The report thus recommends that ICE develop a strategy and a performance monitoring framework for the TTU program. ICE responded that it has a strategic plan for fiscal years 2016 through 2020 that addresses the TTU program and plans to develop a presentation that outlines emerging threats and challenges as well as existing data points used to track program results. However, ICE did not concur with the recommendation to develop a performance monitoring framework, stating that the TTU program already collects a number of statistics related to its program results each fiscal year. The GAO said that while ICE has identified a few metrics it uses in assessing performance, it has not established any benchmarks that it can measure results against.
The GAO Again Urges Banking Regulators to Conduct Joint Reviews to Address Derisking Concerns
On April 20, the GAO wrote to the Board of Governors of the Federal Reserve System (“Federal Reserve”) and the Federal Deposit Insurance Corporation (“FDIC”) to follow up on a series of “high priority” recommendations it had previously issued on topics related to, among other things, derisking. The GAO’s letters to the Federal Reserve and FDIC are available here and here, respectively.
By way of background, derisking is the practice of limiting certain services or ending relationships with customers to avoid perceived regulatory concerns about facilitating money laundering or other criminal activity. In 2018, the GAO issued a series of reports on access to banking services along the Southwest border (GAO-18-263) and the effects of derisking on remittance flows to “fragile” countries (GAO-18-313). In these reports, the GAO set out to explain the extent to which banks are terminating accounts and closing branches in the Southwest border region; the extent to which money transmitters serving selected fragile countries are facing banking access challenges; and actions certain U.S. agencies have taken to respond to these challenges.
With respect to apparent derisking at the Southwest border, the GAO found that the money laundering risk is high because of the high volume of cash transactions, the number of cross-border transactions, and foreign account holders. According to a survey it conducted, about 80% of Southwest border banks limited or did not offer accounts to customers that are considered high risk for money laundering because the customers drew heightened Bank Security Act (“BSA”) or anti-money laundering (“AML”) oversight. To address concerns about apparent derisking, the GAO recommended that banking regulators conduct a review of the BSA and its implementation, with an eye toward assessing “how banks’ regulatory concerns may be influencing their willingness to provide services” and that these agencies should take steps, as appropriate, to revise the BSA regulations or the way they are being implemented to help ensure that regulatory objectives are being met in the most effective and least burdensome way.

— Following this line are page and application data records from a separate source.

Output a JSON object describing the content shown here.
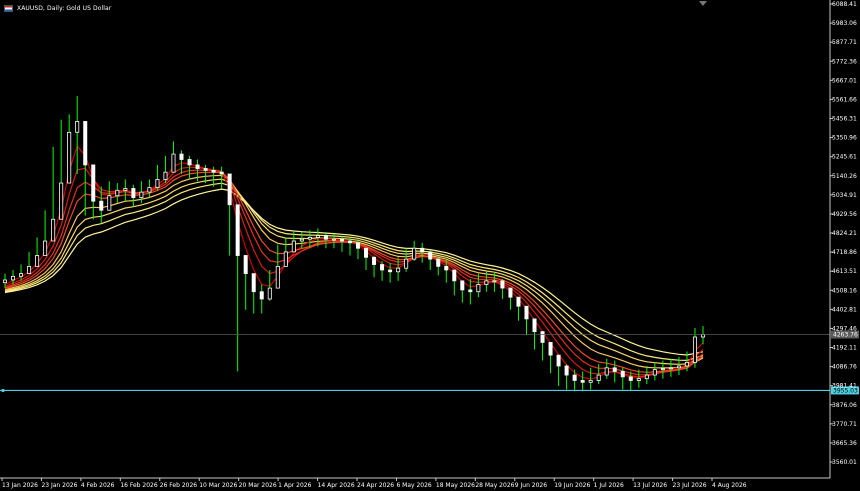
{
  "header": {
    "title": "XAUUSD, Daily: Gold US Dollar",
    "flag_icon": "us-flag-icon"
  },
  "chart_data": {
    "type": "candlestick",
    "symbol": "XAUUSD",
    "timeframe": "Daily",
    "description": "Gold US Dollar",
    "y_ticks": [
      "6088.41",
      "5983.06",
      "5877.71",
      "5772.36",
      "5667.01",
      "5561.66",
      "5456.31",
      "5350.96",
      "5245.61",
      "5140.26",
      "5034.91",
      "4929.56",
      "4824.21",
      "4718.86",
      "4613.51",
      "4508.16",
      "4402.81",
      "4297.46",
      "4192.11",
      "4086.76",
      "3981.41",
      "3876.06",
      "3770.71",
      "3665.36",
      "3560.01"
    ],
    "ylim": [
      3455,
      6100
    ],
    "x_ticks": [
      "13 Jan 2026",
      "23 Jan 2026",
      "4 Feb 2026",
      "16 Feb 2026",
      "26 Feb 2026",
      "10 Mar 2026",
      "20 Mar 2026",
      "1 Apr 2026",
      "14 Apr 2026",
      "24 Apr 2026",
      "6 May 2026",
      "18 May 2026",
      "28 May 2026",
      "9 Jun 2026",
      "19 Jun 2026",
      "1 Jul 2026",
      "13 Jul 2026",
      "23 Jul 2026",
      "4 Aug 2026"
    ],
    "price_label": "4263.76",
    "support_level": "3955.03",
    "support_value": 3955.03,
    "current_value": 4263.76,
    "colors": {
      "bull": "#ffffff",
      "bear": "#ffffff",
      "wick": "#00ff00",
      "support_line": "#4dd0e1",
      "price_line": "#5a5a5a",
      "ma_fast": [
        "#cc0000",
        "#d81b10",
        "#e53020",
        "#ef4a28"
      ],
      "ma_slow": [
        "#f6c760",
        "#f8d96a",
        "#fbe97a",
        "#fff59a"
      ]
    },
    "closes": [
      4565,
      4585,
      4600,
      4640,
      4700,
      4780,
      4900,
      5100,
      5380,
      5440,
      5200,
      5000,
      4950,
      5030,
      5060,
      5070,
      5020,
      5050,
      5075,
      5120,
      5160,
      5260,
      5230,
      5200,
      5180,
      5170,
      5160,
      5150,
      4980,
      4700,
      4600,
      4500,
      4460,
      4520,
      4640,
      4720,
      4780,
      4790,
      4800,
      4810,
      4790,
      4790,
      4780,
      4770,
      4740,
      4690,
      4650,
      4620,
      4610,
      4630,
      4680,
      4740,
      4720,
      4680,
      4640,
      4620,
      4560,
      4510,
      4500,
      4540,
      4560,
      4560,
      4520,
      4470,
      4420,
      4350,
      4280,
      4220,
      4150,
      4090,
      4040,
      4010,
      4000,
      4010,
      4040,
      4080,
      4060,
      4030,
      4010,
      4020,
      4040,
      4070,
      4075,
      4080,
      4090,
      4110,
      4250,
      4263.76
    ],
    "highs": [
      4600,
      4620,
      4650,
      4720,
      4800,
      4950,
      5300,
      5450,
      5480,
      5580,
      5330,
      5120,
      5080,
      5110,
      5100,
      5120,
      5090,
      5110,
      5120,
      5200,
      5250,
      5330,
      5280,
      5250,
      5230,
      5200,
      5190,
      5190,
      5060,
      4800,
      4700,
      4560,
      4540,
      4620,
      4760,
      4800,
      4830,
      4830,
      4840,
      4850,
      4830,
      4820,
      4810,
      4800,
      4790,
      4740,
      4700,
      4670,
      4660,
      4690,
      4740,
      4780,
      4770,
      4730,
      4690,
      4680,
      4620,
      4560,
      4570,
      4600,
      4610,
      4610,
      4570,
      4520,
      4470,
      4410,
      4330,
      4280,
      4220,
      4150,
      4100,
      4070,
      4060,
      4080,
      4100,
      4130,
      4120,
      4080,
      4060,
      4070,
      4090,
      4110,
      4120,
      4130,
      4140,
      4170,
      4300,
      4310
    ],
    "lows": [
      4520,
      4540,
      4560,
      4600,
      4650,
      4700,
      4820,
      4980,
      5250,
      5150,
      4920,
      4900,
      4880,
      4970,
      4990,
      5000,
      4970,
      4990,
      5020,
      5060,
      5100,
      5180,
      5150,
      5120,
      5110,
      5100,
      5080,
      5070,
      4700,
      4060,
      4400,
      4380,
      4380,
      4450,
      4550,
      4650,
      4720,
      4740,
      4740,
      4750,
      4740,
      4740,
      4720,
      4700,
      4680,
      4620,
      4580,
      4560,
      4550,
      4560,
      4610,
      4670,
      4660,
      4620,
      4590,
      4550,
      4480,
      4440,
      4430,
      4470,
      4500,
      4500,
      4460,
      4400,
      4340,
      4260,
      4180,
      4120,
      4050,
      3980,
      3960,
      3950,
      3950,
      3960,
      3990,
      4020,
      4000,
      3960,
      3955,
      3970,
      3990,
      4010,
      4020,
      4030,
      4040,
      4060,
      4080,
      4210
    ]
  }
}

The letters note that, in response to the GAO’s recommendations on the topic of derisking, the Federal Reserve, FDIC and other U.S. agencies convened a working group to identify ways to improve the regulations, and that the working group sought to address the GAO’s concerns by amending the BSA/AML Examination Manual to now emphasize that examiners should take a “risk-focused” approach to tailor the review of a regulated institution’s BSA/AML compliance program (see here for our detailed write-up on these updates). Nonetheless, according to the GAO, work remains to be done. That is, “to fully implement our recommendation, the working group needs to consider and evaluate the full range of other supervisory concerns, such as conducting a retrospective review of BSA/AML regulations focusing on how banks’ regulatory concerns may be influencing their willingness to provide services.”